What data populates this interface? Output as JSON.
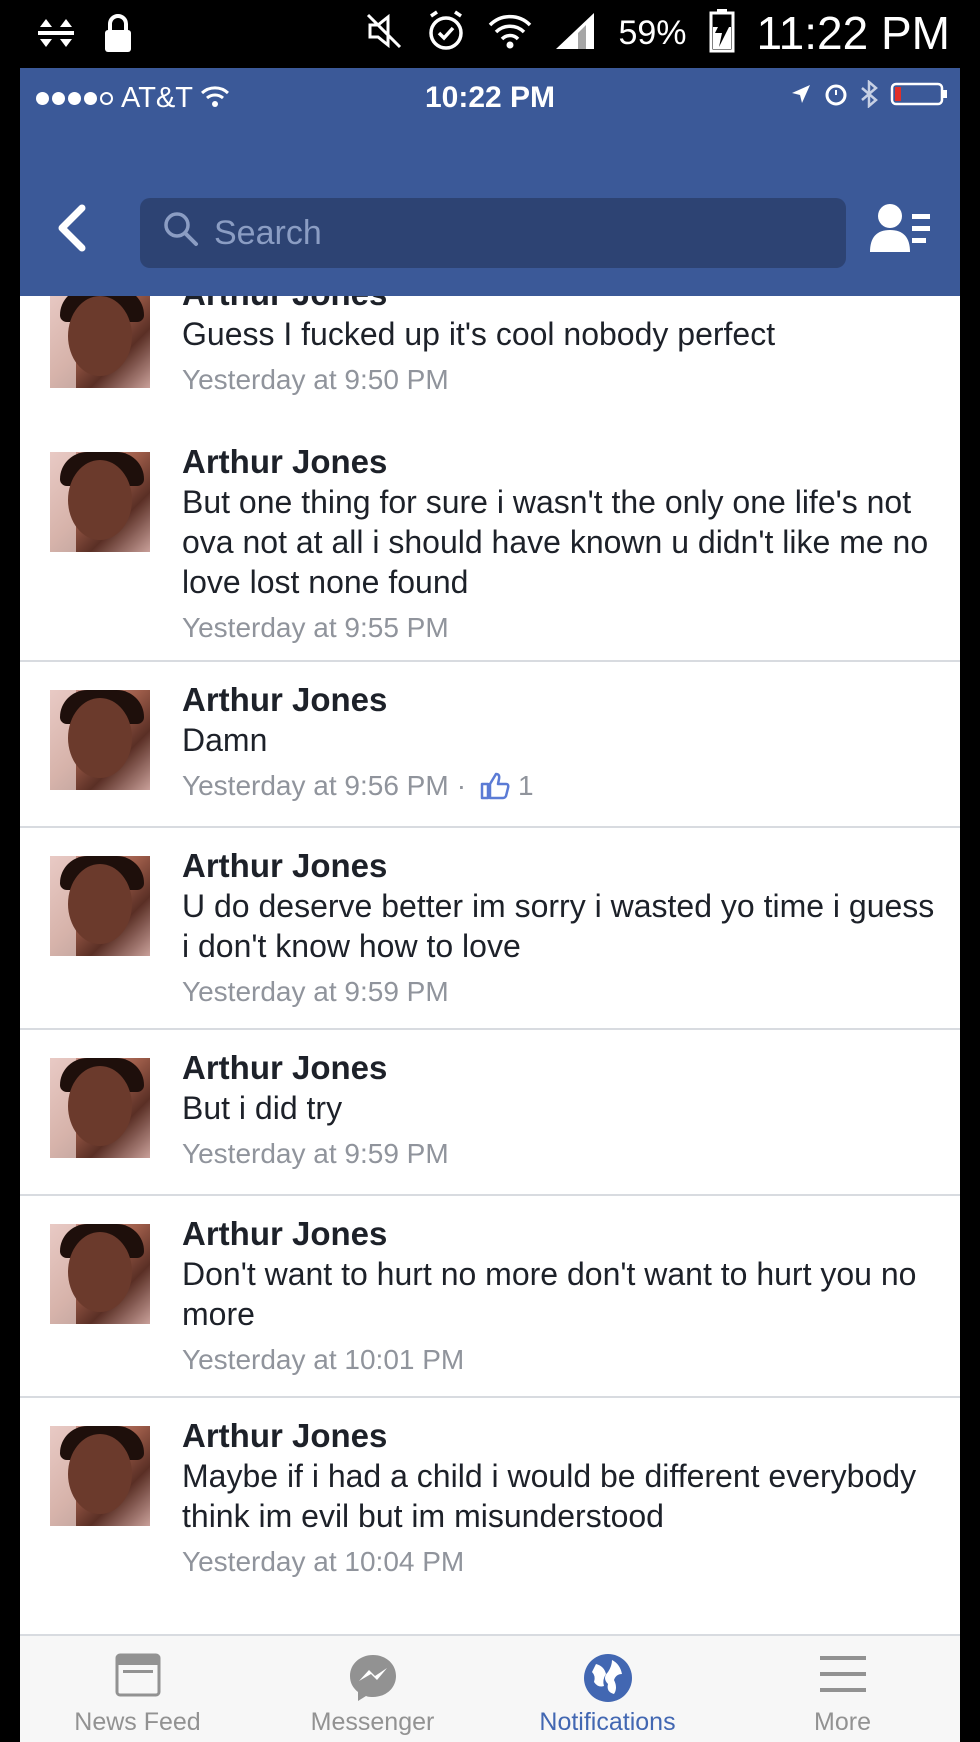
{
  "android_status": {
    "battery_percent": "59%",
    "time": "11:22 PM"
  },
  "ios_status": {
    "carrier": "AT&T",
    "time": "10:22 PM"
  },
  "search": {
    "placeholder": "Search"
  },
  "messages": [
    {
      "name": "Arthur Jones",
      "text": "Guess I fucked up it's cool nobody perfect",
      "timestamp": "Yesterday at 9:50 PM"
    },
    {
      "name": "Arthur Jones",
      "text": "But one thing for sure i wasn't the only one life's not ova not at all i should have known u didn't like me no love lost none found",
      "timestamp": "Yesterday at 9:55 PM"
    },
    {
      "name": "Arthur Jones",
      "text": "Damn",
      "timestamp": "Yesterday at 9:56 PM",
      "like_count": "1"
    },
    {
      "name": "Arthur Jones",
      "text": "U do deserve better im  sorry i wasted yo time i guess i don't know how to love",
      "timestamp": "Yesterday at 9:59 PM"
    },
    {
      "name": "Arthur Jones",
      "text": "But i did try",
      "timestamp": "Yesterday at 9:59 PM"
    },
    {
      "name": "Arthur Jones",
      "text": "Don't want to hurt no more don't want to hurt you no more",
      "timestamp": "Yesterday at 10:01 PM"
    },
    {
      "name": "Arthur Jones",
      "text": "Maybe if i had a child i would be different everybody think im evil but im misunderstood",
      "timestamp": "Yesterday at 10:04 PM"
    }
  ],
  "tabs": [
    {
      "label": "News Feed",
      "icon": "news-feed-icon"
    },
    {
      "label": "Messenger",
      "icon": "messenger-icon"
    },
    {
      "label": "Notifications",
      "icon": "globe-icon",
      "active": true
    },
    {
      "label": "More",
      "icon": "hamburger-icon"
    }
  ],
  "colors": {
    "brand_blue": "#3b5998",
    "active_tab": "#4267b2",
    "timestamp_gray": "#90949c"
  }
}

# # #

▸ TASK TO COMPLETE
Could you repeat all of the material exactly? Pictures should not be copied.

▸ RESULT BELOW
What data populates this interface? Output as JSON.
{
  "android_status": {
    "battery_percent": "59%",
    "time": "11:22 PM"
  },
  "ios_status": {
    "carrier": "AT&T",
    "time": "10:22 PM"
  },
  "search": {
    "placeholder": "Search"
  },
  "messages": [
    {
      "name": "Arthur Jones",
      "text": "Guess I fucked up it's cool nobody perfect",
      "timestamp": "Yesterday at 9:50 PM"
    },
    {
      "name": "Arthur Jones",
      "text": "But one thing for sure i wasn't the only one life's not ova not at all i should have known u didn't like me no love lost none found",
      "timestamp": "Yesterday at 9:55 PM"
    },
    {
      "name": "Arthur Jones",
      "text": "Damn",
      "timestamp": "Yesterday at 9:56 PM",
      "like_count": "1"
    },
    {
      "name": "Arthur Jones",
      "text": "U do deserve better im  sorry i wasted yo time i guess i don't know how to love",
      "timestamp": "Yesterday at 9:59 PM"
    },
    {
      "name": "Arthur Jones",
      "text": "But i did try",
      "timestamp": "Yesterday at 9:59 PM"
    },
    {
      "name": "Arthur Jones",
      "text": "Don't want to hurt no more don't want to hurt you no more",
      "timestamp": "Yesterday at 10:01 PM"
    },
    {
      "name": "Arthur Jones",
      "text": "Maybe if i had a child i would be different everybody think im evil but im misunderstood",
      "timestamp": "Yesterday at 10:04 PM"
    }
  ],
  "tabs": [
    {
      "label": "News Feed",
      "icon": "news-feed-icon"
    },
    {
      "label": "Messenger",
      "icon": "messenger-icon"
    },
    {
      "label": "Notifications",
      "icon": "globe-icon",
      "active": true
    },
    {
      "label": "More",
      "icon": "hamburger-icon"
    }
  ],
  "colors": {
    "brand_blue": "#3b5998",
    "active_tab": "#4267b2",
    "timestamp_gray": "#90949c"
  }
}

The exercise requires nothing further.